_To do_. Each line below must be printed again exactly.

[Material for the task Boundary: Start]

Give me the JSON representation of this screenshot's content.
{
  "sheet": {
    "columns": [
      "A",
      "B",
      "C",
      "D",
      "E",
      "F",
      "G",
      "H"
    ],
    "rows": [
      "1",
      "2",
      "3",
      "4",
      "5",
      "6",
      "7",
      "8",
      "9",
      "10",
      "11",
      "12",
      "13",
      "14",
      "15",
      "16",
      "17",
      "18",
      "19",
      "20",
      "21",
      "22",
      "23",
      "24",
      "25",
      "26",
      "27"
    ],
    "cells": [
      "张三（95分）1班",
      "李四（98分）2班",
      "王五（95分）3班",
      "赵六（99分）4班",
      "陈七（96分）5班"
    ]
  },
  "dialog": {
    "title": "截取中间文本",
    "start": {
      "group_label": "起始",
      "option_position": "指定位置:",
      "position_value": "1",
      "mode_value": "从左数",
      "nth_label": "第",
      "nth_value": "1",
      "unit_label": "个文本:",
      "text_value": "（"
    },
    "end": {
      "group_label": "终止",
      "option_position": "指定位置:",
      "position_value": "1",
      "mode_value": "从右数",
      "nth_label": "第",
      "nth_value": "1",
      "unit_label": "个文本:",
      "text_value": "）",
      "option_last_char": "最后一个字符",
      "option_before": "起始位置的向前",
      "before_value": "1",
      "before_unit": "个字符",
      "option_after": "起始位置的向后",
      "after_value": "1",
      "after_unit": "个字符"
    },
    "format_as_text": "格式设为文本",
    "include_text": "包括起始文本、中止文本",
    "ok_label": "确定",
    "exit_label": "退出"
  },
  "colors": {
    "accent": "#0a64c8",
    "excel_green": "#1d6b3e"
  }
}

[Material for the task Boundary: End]

_Written solution_.
Give me the JSON representation of this screenshot's content.
{
  "sheet": {
    "columns": [
      "A",
      "B",
      "C",
      "D",
      "E",
      "F",
      "G",
      "H"
    ],
    "rows": [
      "1",
      "2",
      "3",
      "4",
      "5",
      "6",
      "7",
      "8",
      "9",
      "10",
      "11",
      "12",
      "13",
      "14",
      "15",
      "16",
      "17",
      "18",
      "19",
      "20",
      "21",
      "22",
      "23",
      "24",
      "25",
      "26",
      "27"
    ],
    "cells": [
      "张三（95分）1班",
      "李四（98分）2班",
      "王五（95分）3班",
      "赵六（99分）4班",
      "陈七（96分）5班"
    ]
  },
  "dialog": {
    "title": "截取中间文本",
    "start": {
      "group_label": "起始",
      "option_position": "指定位置:",
      "position_value": "1",
      "mode_value": "从左数",
      "nth_label": "第",
      "nth_value": "1",
      "unit_label": "个文本:",
      "text_value": "（"
    },
    "end": {
      "group_label": "终止",
      "option_position": "指定位置:",
      "position_value": "1",
      "mode_value": "从右数",
      "nth_label": "第",
      "nth_value": "1",
      "unit_label": "个文本:",
      "text_value": "）",
      "option_last_char": "最后一个字符",
      "option_before": "起始位置的向前",
      "before_value": "1",
      "before_unit": "个字符",
      "option_after": "起始位置的向后",
      "after_value": "1",
      "after_unit": "个字符"
    },
    "format_as_text": "格式设为文本",
    "include_text": "包括起始文本、中止文本",
    "ok_label": "确定",
    "exit_label": "退出"
  },
  "colors": {
    "accent": "#0a64c8",
    "excel_green": "#1d6b3e"
  }
}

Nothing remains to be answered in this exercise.